Amazon’s longest-running show returns in a slightly new guise. Fresh digs, some new faces, same old Detective Hieronymus “Harry” Bosch (Titus Welliver).
Picking straight up from season seven of Bosch, we find Harry embarking on a new life as a private detective after having quit the LAPD at the end of the last episode. An earthquake has rendered his million-dollar clifftop home unlivable, so Harry decamps to his new, sparse office, where he still listens to jazz and has a bourbon at night. This could practically have been called Bosch: Gumshoe.
This soft reboot allows for many characters to be omitted and the show to transform into almost a three-hander. Mimi Rogers — here a beacon for female actors of a certain age getting decent parts — returns as Honey Chandler, Harry’s one-time rival and now cohort. His daughter Maddie (Madison Lintz) has joined the force and is undergoing training as a fresh ‘boot’, following in the footsteps of both parents. And whilst Harry has his ongoing cold cases to work, client Whitney Vance (William Devane) serves up a new mystery for Bosch to get personal about.
Despite sixty eight episodes of Bosch, newcomers are well served by a comprehensive “previously, on…” catchup. Corrupt businessman Carl Rogers (Michael Rose), who hired a hitman to kill Honey, is still being chased by her and Harry and there’s an early murder of a well-doing doctor, plus an ongoing investigation of a rapist by Maddie. Loosely adapted from the book The Wrong Side of Goodbye by Bosch Godfather Michael Connelly, these disparate plot strands take centre stage at seemingly random intervals; just past the halfway mark and it feels like the main story has ended, only for the others to come to the fore, and it rather knocks the pace off.

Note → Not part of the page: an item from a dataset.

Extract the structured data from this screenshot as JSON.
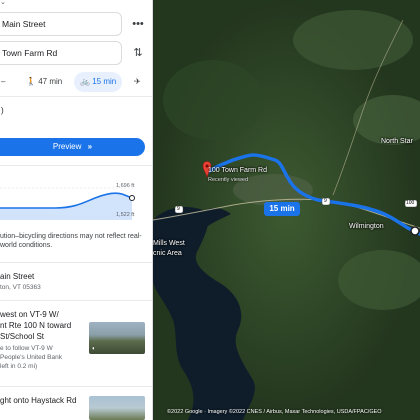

But that won’t put Bosch fans or even new viewers off. True, casting William Devane and then keeping him mostly off-screen is an actual crime (and along with Stephen A. Chang as Harry’s tech guy Mo, you’ve got two of the most mellifluous voices to grace the screen). Welliver also continues to annoy with the ‘Richard Gere/David Caruso look everywhere but the person you’re talking to’ style of acting, and there’s a very silly Murder She Wrote moment involving a pen, but these are mere quibbles. Despite the horrors our triumvirate faces, this is real comfort viewing. Having the plot unfold as the protagonist uncovers it and not telegraphing every damn thing is always good. Despite its adherence to detective clichés, Bosch doesn’t make the mistake of underestimating the audience’s intelligence. Plug in the neon lights, crank up the jazz, pour yourself a double and go sleuthing with Harry. He’ll not smile. Ever. But you’ll still like him.